tive prices, we had to drive out of the community. Maich speaks of the benefit to those earning under $10,000. That’s not Wal-Mart’s market. If it were, why then the hundreds of parking spaces around their outlets? The various analyses of Wal-Mart’s operations cited are generalities based on meaningless averages. Each proposal for a new outlet must be examined broadly on its own merits, how it affects the community, and not limited to the financial factors advocated in this article.

Raymond Peringer, Toronto

LOUD AND CLEAR

ANDREW POTTER in an otherwise interesting column beats the deafness metaphor to death (“Can one be authentic without being a snob?” Opinion, June 9). According to Potter, we are deaf to authentic prejudices, deaf to accents and deaf to narcissism. Of course he means that we are not aware of or are deliberately ignoring our prejudices and our own love of self. That may be true, but to anyone who has even a modicum of knowledge concerning deafness in modern society, using deafness as a metaphor for refusing to listen or lack of awareness is just plain silly. Deaf people don’t like to be used as a symbol for communication breakdown or ignorance. That view of deafness is at least 100 years out of date.

James C. MacDougall, Westmount, Que.

NUCLEAR REACTIONS

MACLEAN’S CONSIDERS it bad news (“Put up yer’ nukes,” Bad News, June 9) that former U.S. president and Nobel Peace Prize winner Jimmy Carter had the courage to state a longstanding historical truth—that Israel possesses a significant number of nuclear weapons. The Israeli nuclear program dates back to the inception of the state of Israel under founding prime minister Ben Gurion in reaction to the Nazi genocide of the European Jewish population. This was long before any other states in the Mideast region even considered developing nuclear weapons. Predictably the Israeli nuclear weapons program threatened

its neighbours and, in a similarly misguided effort at defence, led to the eventual consideration of some of these states to develop nuclear weapons of their own. The Israeli nuclear weapons project is called the Samson Option, based on a Biblical story in which a man destroys himself in order to destroy others who he perceives to be his enemies, not unlike the illogic of suicide bombing and the all-out destruction of nuclear war.

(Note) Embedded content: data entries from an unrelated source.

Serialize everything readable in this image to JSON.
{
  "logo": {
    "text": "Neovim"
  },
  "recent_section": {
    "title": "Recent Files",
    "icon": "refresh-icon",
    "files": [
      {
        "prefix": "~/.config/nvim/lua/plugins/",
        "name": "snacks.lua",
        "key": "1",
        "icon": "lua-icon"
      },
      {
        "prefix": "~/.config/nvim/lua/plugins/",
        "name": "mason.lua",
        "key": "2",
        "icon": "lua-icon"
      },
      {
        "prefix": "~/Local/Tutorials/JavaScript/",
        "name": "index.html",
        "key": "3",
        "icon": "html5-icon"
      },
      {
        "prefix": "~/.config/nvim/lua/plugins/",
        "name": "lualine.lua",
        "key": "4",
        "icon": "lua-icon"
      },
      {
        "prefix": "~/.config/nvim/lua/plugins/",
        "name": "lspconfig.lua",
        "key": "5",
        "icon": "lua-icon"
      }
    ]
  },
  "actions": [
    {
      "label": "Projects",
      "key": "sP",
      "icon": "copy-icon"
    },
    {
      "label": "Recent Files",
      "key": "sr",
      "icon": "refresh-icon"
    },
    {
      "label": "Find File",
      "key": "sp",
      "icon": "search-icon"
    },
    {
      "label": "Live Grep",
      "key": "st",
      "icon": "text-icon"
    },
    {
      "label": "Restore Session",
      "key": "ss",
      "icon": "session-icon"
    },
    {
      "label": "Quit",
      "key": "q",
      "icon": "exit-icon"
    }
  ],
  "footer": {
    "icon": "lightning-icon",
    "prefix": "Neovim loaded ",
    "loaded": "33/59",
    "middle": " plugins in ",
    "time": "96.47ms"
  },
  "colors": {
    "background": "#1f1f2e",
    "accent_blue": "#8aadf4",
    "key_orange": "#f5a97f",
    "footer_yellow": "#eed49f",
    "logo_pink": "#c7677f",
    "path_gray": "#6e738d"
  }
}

Dr. Mark Leith, Canadian Physicians for Global Survival, Toronto

CONSIDERING the way things have gone since the U.S. cut Hans Blix off at the knees, I think it would be more apropos to say, “It’s never a good sign when the United States stops co-operating with UN weapons inspectors.” Rogue states have nothing on the U.S. when it comes to creating instability and insecurity in the modern world.

Graham Way, Gibsons, B.C.

WHAT A JERK!

SCOTT FESCHUK’S latest attempt to be funny goes beyond anything I have ever seen (“A guide to Charlie Sheen’s, er, newest scandal,” Opinion, June 9). He has gone from unfunny to disgusting. We all know what a jerk Charlie Sheen is, we don’t need reminding.

Patsy Latham, Viera, Fla.

IN PASSING

Mel Ferrer, 90, actor. His career was intertwined with that of Audrey Hepburn, to whom he was married for 14 years. He starred in films with her, among them War and Peace, and directed or produced many of her hits, including 1959’s Green Mansions and the 1967 hit Wait Until Dark. Among Ferrer’s other films were Lili and The Sun Also Rises.

Jim McKay, 86, sportscaster. As the host of ABC’s Wide World of Sports between 1961 and 1998, he made his weekly introduction, “the thrill of victory and the agony of defeat,” an iconic phrase. The show required McKay to cover everything from demolition derbies to badminton. At the 1972 Munich Olympics he stayed on the air for 16 hours, broadcasting news of the Israeli athletes’ massacre.